Brazilian culture is so closely associated with Portuguese language that Brazilians are sometimes called “Portuguese”, and the country itself is often referred as a prolongation of Portugal. Recently, it has asserted its national language (Portuguese), but it can still be said that some Brazilian expressions have their roots in the language of Camões. But, why learn Portuguese?
Why Learn Portuguese? What are the main reasons to learn the language?
First of all, because there are more speakers than Spanish. In fact, in 2000 Spanish was the second most spoken language on Earth and today it is only the third. That’s due to the fact that Spanish evolved from Latin which has been dead as a spoken language for almost for 17 centuries. Portuguese, on the other hand, has evolved from Latin but it also preserved its relation with many of the European languages (Italian, French…).
Second of all because learning Brazilian or European Portuguese will give you an easier access to learn Spanish and Italian. In fact, there are many similarities between Portuguese and Spanish, so that’s why many Brazilians study both languages together. Plus, Portuguese is a very rich language since it has maintained an important relation with the Germanic Languages (English, German…), which have influenced the way of pronunciation.
Thirdly because of its beauty. Yes, Brazilian Portuguese has a distinctive rhythm, some words that can’t be found in Spanish, it sounds different. And finally, if you go to Brazil or Portugal you will have a huge advantage since Portuguese is the primary language of both countries.
Top Reasons to learn Portuguese
Here’s a list of reasons why it would worth your time to learn it.
1. You will need intermediate (at least) Portuguese if you want to apply for Portuguese Citizenship.
2. It is a beautiful language, many words are not found in Spanish.
3. You’ll enjoy the rhythm of the language, of its pronunciation.
4. Brazilian Portuguese can be learned just like Spanish: by reading and writing.
5. You need to speak Portuguese as a foreign language (it is not a dialect of Spanish) in order to get access to many other Latin-based languages.
6. You will be able to speak the native language of the following countries: Angola, Brazil, Cape Verde, East Timor, Guinea Bissau, Macau, Mozambique, Portugal, & São Tomé and Príncipe.
Changing your Language Habits
Yet, learning Portuguese means changing some habits you have with the language. In fact, Brazilian Portuguese has some words and expressions that in Spain are not used. So, you should learn the differences between both variants of the language.
For example the word “não”. It is pronounced as a consonant N (like k) when it comes before an A or O.<br>
Ex: não+a = na (doesn’t exist)<br>
Ex: não+o = no<br><br>

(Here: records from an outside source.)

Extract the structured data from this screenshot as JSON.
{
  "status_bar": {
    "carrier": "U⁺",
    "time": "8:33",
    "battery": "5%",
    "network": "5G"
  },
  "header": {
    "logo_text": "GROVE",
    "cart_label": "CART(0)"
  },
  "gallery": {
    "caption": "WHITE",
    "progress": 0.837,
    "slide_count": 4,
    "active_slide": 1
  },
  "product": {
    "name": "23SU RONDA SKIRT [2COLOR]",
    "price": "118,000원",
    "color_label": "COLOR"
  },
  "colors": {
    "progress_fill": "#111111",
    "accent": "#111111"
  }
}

When the N is followed by an E or an I, it becomes a nasal vowel in Portuguese and then it is pronounced as a simple consonant.<br>
Ex: Não + e ou i = nã<br><br>
Ex: Não + o que (aquel) = no que (the thing that)<br><br>
Also, there is another letter called TCH in Portuguese which was not mentioned in Spanish lessons. This letter seems to be a mixture of the letters CH and D. It is pronounced as the former before A, O and U but it is pronounced sharp only after E e I (and also P<br>
Ex: tchau = cha/oo.<br><br>
Also in Portuguese there are two different ways to be polite with someone. One is “por favor” which means literally “by your favor” and the other is “obrigado” which stands for “obliged”. <br>
Ex: Por favor = literally by your favor<br>
Ex: Obrigado ob-ree-GAHD ou or ih /oh/ bheer kaad ohbur ὅβερ kaado<br>
Ex: Obrigada ´ooh-bree -gaadah ou oh/ bher kaad ah bur ὅβερ kaado<br>
Ἅϊδιον ἥϊδεσθαι τὸν ἐμὸν δέοντα<br>
ἀλώπεκες τρυφαλισμένος σίτων<br><br>
The preposition “de” is also changed. It is used in Portuguese but it has a special use since instead of saying “from” to indicate from where something comes or is made, the Portuguese say “for”<br>
Ex: I’m American = Eu sou americano<br>
Ex: I have an American friend = eu tenho um amigo americano<br>
Ex: De+America = America<br><br>
Also, Brazilian Portuguese is pronounced differently from Spanish. Many letters change their pronunciation in the mouth of a Brazilian or a person who speaks Portuguese as his first language. This happens with the letter S since it can be pronounced either strong”S” or a soft “s”.
If you are looking to learn Portuguese in an easy way through an app on your phone then you might like to read my Duolingo Portuguese review.